Theresa May told people that taking their metadata was fine, so someone has requested hers

Louis Dor
Saturday 07 November 2015 12:40
Science and Tech

During the presentation of the new Draft Investigatory Powers Bill to parliament this week, Home Secretary Theresa May attempted to soothe concerns about surveillance elements of the bill.

In defence of the bill, May said that “an internet connection record is a record of the communication service that a person has used, not a record of every web page they have accessed.”

So, if someone has visited a social media website, an Internet Connection Record will only show that they accessed that site, not the particular pages they looked at, who they communicated with, or what they said. It is simply the modern equivalent of an itemised phone bill.

However, as some people have pointed out, finding out which sites people access can piece together a lot of data about individuals.

Labour MP for Leicester East, Keith Vaz, expressed concern about this aspect, putting to May:

If I were to look at your itemised telephone bill and you were to look at mine we might be surprised at who we were telephoning.

May insisted that there was nothing surprising in her phone records.

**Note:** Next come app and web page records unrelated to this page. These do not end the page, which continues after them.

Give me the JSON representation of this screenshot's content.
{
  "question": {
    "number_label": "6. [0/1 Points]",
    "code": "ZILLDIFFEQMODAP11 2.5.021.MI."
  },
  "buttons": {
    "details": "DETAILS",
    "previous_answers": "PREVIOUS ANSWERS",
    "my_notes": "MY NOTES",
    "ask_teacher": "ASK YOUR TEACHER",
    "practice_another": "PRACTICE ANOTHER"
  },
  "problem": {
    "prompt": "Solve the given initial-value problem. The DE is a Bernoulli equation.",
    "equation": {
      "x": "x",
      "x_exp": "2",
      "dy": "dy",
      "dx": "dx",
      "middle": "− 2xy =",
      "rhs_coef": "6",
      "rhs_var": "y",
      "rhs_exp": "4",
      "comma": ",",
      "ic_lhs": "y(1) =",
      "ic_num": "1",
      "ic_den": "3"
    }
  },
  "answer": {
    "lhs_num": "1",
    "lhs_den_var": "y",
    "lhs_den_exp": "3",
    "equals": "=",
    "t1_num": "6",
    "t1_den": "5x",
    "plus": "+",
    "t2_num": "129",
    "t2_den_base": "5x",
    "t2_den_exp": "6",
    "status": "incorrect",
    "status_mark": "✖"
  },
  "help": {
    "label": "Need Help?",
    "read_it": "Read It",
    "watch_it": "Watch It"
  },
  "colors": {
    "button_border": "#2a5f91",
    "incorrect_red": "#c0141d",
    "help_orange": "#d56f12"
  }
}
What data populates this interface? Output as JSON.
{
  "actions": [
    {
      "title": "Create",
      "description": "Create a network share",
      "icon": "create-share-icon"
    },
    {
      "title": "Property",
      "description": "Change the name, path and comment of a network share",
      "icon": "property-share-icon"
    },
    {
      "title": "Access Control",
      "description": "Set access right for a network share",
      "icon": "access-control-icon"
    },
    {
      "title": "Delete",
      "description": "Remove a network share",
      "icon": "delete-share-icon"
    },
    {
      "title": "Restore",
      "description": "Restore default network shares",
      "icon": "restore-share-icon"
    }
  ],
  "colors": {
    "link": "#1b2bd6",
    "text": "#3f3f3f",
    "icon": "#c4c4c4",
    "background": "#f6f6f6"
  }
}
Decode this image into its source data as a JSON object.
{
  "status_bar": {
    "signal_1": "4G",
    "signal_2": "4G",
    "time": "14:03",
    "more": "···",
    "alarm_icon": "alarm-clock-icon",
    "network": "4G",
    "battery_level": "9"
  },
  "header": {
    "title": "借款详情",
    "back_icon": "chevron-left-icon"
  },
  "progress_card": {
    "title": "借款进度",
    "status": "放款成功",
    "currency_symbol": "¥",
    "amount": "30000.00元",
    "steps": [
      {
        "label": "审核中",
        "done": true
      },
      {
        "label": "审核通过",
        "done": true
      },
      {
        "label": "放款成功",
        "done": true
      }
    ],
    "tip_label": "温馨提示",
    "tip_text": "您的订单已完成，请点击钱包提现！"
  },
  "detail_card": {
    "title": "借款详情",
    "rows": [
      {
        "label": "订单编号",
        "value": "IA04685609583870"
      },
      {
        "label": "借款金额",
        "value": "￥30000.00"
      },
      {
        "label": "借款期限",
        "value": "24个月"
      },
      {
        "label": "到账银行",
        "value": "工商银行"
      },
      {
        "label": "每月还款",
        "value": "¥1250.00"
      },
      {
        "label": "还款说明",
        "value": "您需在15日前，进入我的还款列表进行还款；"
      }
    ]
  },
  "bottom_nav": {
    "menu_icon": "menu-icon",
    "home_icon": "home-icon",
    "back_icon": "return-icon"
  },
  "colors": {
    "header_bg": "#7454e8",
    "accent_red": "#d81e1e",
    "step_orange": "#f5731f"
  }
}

As TechDirt has discovered, an individual by the name of Chris Gilmour has decided to test this, by requesting the Home Secretary’s records with a Freedom of Information Request.

Dear Home Office,
Under the Freedom of Information Act 2000 I hereby request the following information from and regarding the Rt Hon Theresa May MP (Con), Secretary of State for the Home Department (the "Home Secretary"):
1) The date, time, and recipient of every email sent by the Home Secretary during October 2015.
2) The date, time, and sender of every email received by the Home Secretary during October 2015.
3) The date, time, and recipient of every internet telephony call (e.g. "Skype" call) made by the Home Secretary during October 2015.
4) The date, time, and sender of every internet telephony call (e.g. "Skype" call) received by the Home Secretary during October 2015.
5) The date, time, and domain address of every website visited by the Home Secretary during October 2015.
Yours faithfully,
Chris Gilmour

We wonder how comfortable Theresa May will be with disclosing this itemised information.

More: There's a potentially very easy way to get around the proposed Snooper's Charter measures

More: 7 laws the Lib Dems stopped the Tories from passing

Trending